Texas Legislature Passes Free Speech Legislation Targeting Frivolous Defamation Lawsuits
Austin, Texas—On Wednesday, May 18, 2011, the Texas Legislature passed legislation designed to protect citizens and journalists from frivolous defamation lawsuits. The law, known as “Anti-SLAPP” legislation, is an attempt to curb “strategic lawsuits against public participation” (“SLAPP” suits) that are used by the wealthy and powerful to silence their critics. The mere threat of hundreds of thousands of dollars in legal fees—which can be incurred defending even the most groundless of defamation suits—is often enough to silence citizens who have been speaking out on an issue of public concern.

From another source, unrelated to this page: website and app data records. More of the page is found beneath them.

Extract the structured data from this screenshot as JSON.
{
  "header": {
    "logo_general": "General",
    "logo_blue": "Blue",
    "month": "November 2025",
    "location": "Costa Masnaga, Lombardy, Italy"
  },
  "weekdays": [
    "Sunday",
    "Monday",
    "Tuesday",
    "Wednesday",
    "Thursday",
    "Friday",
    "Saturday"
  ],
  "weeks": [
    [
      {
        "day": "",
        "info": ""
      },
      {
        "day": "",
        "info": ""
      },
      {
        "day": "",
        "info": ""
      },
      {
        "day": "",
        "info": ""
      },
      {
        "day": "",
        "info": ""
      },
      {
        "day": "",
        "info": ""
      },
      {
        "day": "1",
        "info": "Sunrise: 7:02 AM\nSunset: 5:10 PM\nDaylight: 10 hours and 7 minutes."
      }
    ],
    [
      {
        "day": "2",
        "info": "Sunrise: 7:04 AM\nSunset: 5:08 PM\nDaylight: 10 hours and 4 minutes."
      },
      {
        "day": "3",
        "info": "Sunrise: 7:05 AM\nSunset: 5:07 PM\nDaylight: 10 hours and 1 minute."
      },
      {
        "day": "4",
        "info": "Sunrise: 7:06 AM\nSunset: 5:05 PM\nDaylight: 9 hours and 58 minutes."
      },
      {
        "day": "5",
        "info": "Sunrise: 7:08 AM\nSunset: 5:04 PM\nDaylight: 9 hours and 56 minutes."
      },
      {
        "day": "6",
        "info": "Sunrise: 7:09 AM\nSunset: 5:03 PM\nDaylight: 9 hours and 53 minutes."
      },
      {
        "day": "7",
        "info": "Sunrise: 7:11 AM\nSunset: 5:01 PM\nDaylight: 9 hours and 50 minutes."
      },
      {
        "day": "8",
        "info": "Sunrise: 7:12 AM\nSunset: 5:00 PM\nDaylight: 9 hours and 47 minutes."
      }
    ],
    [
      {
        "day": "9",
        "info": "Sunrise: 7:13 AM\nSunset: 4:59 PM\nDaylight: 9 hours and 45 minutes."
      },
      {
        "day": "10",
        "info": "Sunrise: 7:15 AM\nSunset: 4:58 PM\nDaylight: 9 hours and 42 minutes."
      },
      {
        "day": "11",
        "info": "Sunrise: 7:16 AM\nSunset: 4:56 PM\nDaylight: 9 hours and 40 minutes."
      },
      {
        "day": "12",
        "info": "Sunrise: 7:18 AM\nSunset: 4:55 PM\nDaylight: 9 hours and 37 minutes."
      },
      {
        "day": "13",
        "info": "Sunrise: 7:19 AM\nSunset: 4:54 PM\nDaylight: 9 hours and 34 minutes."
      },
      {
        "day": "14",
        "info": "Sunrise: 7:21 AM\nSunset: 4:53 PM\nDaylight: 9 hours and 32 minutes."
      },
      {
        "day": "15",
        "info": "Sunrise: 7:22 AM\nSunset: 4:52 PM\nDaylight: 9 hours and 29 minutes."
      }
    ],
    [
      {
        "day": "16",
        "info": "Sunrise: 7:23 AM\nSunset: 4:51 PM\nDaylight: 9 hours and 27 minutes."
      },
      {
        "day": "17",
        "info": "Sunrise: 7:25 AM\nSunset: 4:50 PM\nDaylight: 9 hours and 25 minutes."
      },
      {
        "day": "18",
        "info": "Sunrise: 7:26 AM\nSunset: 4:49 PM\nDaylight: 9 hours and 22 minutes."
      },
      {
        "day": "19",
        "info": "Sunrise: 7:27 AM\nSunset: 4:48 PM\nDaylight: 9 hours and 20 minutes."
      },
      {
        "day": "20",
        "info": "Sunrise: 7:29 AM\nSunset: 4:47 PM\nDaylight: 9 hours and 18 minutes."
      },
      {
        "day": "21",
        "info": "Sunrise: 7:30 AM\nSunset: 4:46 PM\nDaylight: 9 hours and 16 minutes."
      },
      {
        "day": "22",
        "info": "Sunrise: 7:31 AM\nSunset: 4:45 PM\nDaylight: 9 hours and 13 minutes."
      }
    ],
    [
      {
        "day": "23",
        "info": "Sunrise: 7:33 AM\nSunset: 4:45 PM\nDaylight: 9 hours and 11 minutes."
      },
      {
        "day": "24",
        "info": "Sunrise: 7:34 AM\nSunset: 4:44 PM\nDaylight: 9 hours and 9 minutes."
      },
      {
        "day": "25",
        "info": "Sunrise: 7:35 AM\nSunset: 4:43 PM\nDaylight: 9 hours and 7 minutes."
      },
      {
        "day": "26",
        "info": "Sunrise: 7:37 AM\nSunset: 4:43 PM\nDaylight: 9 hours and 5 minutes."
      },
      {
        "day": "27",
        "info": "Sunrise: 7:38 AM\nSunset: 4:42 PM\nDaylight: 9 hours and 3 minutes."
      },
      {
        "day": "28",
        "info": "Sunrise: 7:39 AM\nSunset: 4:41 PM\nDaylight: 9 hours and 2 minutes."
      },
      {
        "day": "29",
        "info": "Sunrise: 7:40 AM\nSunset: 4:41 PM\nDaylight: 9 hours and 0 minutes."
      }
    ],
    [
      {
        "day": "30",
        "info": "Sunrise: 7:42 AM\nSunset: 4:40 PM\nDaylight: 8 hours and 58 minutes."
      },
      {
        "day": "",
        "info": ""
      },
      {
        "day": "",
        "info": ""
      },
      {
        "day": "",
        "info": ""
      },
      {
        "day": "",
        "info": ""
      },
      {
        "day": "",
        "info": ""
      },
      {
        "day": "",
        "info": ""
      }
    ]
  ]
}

If signed by Governor Perry, H.B. 2973 will allow defamation defendants to file a motion to dismiss early in the lawsuit, which must be granted if evidence shows that the suit was filed in response to an exercise of free speech, the right of free association or the right to petition the government. The defendant would recover their costs and attorney’s fees if the suit is ultimately dismissed. The Institute for Justice supported an effort led by Austin-based First Amendment attorney Laura Prather to get Anti-SLAPP legislation passed this session. Texas is poised to become the twenty-eighth state to adopt some form of anti-SLAPP legislation.
Journalist Carla Main testified about the bill after she was sued for defamation by Dallas developer Walker Royall over her book, “Bulldozed: Kelo, Eminent Domain, and the American Lust for Land,” which chronicles eminent domain abuse in Freeport, Texas. Royall was the lead developer on the project.
“Walker Royall sued Carla Main for writing about eminent domain abuse in Freeport, Texas,” said Matt Miller, executive director of the Institute for Justice Texas Chapter, which represents Main in her legal defense in the case. “Main’s criticism of the city of Freeport—and the developer they chose to do business with—goes to the very heart of the First Amendment. The Citizen Participation Act protects the right of anyone who chooses to speak out about a public issue, and it blunts the ability of the rich and powerful to silence their critics with vexatious litigation.”
“Because of the nature of litigation in the United States, the power to sue can mean the power to destroy, which means those with money can silence those without it,” said Main. “This legislation will help to protect people who want to speak truth to power, which is an essential element of life in a constitutional democracy. Journalists and citizens should not be silenced for the sake of the vanity and ego of those they write about.”
Royall’s lawsuit against Main is currently awaiting a decision from the Dallas court of appeals. The appeal has been pending since September 2010. Royall’s lawsuit against Main and her publisher, Encounter Books, has been winding through the Texas courts for two-and-a-half years.